## Action item
Counting only lines of the listing below that hold the word "icon", give the total and nothing else.

________________________________________

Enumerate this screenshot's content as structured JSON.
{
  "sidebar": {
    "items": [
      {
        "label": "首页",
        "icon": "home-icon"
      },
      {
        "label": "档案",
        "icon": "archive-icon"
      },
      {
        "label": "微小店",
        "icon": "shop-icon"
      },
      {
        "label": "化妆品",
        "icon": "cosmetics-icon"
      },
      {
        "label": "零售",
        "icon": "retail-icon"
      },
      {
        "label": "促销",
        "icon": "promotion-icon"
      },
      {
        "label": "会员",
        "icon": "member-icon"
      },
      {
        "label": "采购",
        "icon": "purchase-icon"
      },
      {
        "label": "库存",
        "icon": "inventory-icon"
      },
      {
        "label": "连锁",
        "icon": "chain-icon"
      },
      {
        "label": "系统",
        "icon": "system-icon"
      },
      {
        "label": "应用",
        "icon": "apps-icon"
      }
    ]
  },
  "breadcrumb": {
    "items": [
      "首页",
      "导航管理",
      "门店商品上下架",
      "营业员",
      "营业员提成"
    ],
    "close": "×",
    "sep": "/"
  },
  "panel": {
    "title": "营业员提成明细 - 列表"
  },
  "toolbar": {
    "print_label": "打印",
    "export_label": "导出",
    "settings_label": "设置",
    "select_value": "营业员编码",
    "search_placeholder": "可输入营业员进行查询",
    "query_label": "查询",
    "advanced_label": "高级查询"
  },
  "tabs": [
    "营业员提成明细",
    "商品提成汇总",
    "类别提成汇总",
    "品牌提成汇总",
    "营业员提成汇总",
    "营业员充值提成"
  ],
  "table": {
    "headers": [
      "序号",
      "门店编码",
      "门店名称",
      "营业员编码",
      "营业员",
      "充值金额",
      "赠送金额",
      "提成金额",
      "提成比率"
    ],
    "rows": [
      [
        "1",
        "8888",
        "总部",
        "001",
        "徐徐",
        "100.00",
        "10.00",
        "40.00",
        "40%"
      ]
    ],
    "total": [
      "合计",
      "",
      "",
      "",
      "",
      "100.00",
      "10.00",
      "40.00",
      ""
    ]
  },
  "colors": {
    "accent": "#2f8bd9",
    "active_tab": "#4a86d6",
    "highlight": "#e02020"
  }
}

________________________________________

## Response for this exercise
12